DORA would establish public-drinking areas in Canal Winchester
Imagine buying a beer at a business in historic downtown Canal Winchester, then taking it with you to enjoy at the Labor Day Festival, Blues & Ribfest or other events.
Canal Winchester City Council is discussing the idea of creating a Designated Outdoor Refreshment Area (DORA), which are seen by many as economic-development drivers used to attract shoppers or diners.
Ohio lawmakers first approved DORAs in 2015, and since then, they've been created by municipalities in nearly 20 counties, including Delaware, Grove City, Hilliard, Lancaster, Marys-ville, Powell and Worthington in central Ohio, according to the Ohio Department of Commerce.
"I think it would be a great fit for our downtown area," said Councilman Pat Lynch, who initiated the discussion at council's May 18 work session. "Since the laws have changed, I thought, 'Hey, let's bring this to Canal Winchester.' I've talked to business owners, and they love the idea."
Initially, only municipalities with a population of more than 35,000 were permitted to establish a DORA. However, that changed in 2017, with cities of 35,000 or fewer residents being allowed to create one DORA.
Canal Winchester's population was about 8,600 in 2018, according to U.S. Census Bureau Estimates.
Lucas Haire, the city's development director, told council members the DORA can be up to 150 adjoining acres in size and must include at least four establishments permitted to sell alcohol.
"We would easily meet both of those requirements and encompass most of the Old Town areas that are commercial areas there," he said.
Municipalities are required to put together a plan that outlines the DORA's hours of operation. Posted signs would be required to designate the DORA boundaries.
Also, patrons must drink from a DORA-designated cup, which Haire said has created issues in other communities.
"Some businesses were having trouble getting access to those cups or they were providing alcohol not in the designated cup, in maybe some other plastic cups they had," he said. "So that's the only drawback from communities that we've heard -- if you are doing a specific cup, then make sure you have a supplier that can supply the number that is needed."
Council Vice President Mike Coolman, who also is president of Destination: Canal Winchester, the not-for-profit organization that promotes the city's travel and tourism, said a DORA would align with ideas for future events.
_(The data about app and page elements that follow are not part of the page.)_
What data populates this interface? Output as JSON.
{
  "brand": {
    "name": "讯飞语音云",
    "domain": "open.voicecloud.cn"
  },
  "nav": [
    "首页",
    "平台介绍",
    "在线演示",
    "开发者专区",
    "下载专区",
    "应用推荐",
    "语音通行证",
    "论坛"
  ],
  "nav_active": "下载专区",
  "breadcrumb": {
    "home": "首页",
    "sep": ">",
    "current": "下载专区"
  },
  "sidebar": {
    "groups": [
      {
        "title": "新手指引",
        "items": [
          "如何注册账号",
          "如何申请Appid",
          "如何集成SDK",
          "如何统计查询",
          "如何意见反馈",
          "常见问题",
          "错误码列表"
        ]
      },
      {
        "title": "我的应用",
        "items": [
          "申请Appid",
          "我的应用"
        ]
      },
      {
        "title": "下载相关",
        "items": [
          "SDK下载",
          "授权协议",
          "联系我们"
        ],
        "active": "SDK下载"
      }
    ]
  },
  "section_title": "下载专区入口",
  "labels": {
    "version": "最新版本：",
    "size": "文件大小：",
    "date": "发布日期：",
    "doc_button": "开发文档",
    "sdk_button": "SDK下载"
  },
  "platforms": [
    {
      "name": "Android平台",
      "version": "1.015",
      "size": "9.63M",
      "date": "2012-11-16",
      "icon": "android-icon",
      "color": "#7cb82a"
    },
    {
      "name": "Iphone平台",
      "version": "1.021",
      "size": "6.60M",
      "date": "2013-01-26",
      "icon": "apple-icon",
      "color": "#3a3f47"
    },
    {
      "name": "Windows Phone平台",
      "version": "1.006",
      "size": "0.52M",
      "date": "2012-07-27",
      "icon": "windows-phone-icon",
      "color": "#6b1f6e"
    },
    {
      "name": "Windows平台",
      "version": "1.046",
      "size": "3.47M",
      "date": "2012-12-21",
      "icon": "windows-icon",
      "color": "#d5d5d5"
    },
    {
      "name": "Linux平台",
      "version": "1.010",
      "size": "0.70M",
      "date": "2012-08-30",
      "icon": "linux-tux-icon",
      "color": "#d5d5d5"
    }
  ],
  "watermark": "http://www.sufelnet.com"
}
For example, he described "Dining Under the Stars," which would involve putting tables along High Street and inviting restaurants to participate.
A DORA also could allow Blues & Ribfest patrons to take drinks from the beer tent or nearby restaurants to a designated drinking area in front of the main stage.
"(Shade on the Canal) is open during the Blues & Ribfest, Barrel and Boar is open, (Roman's Pizza) is open and Harvest Moon is open, so they are ready to co-mingle with us on this as well as Loose Rail," Coolman said. "So there are five, and that doesn't hurt us because the beer tent will still be the beer tent and that is where people gather and they like to see the entertainment on Waterloo Street or at Stradley Park."
Councilman Bob Clark said a DORA may even increase beer-tent sales.
"A lot of people come up and ask, 'I want to take this beer and go listen to the music,' and I said, 'You can't,' and they walk away and don't buy," Clark said.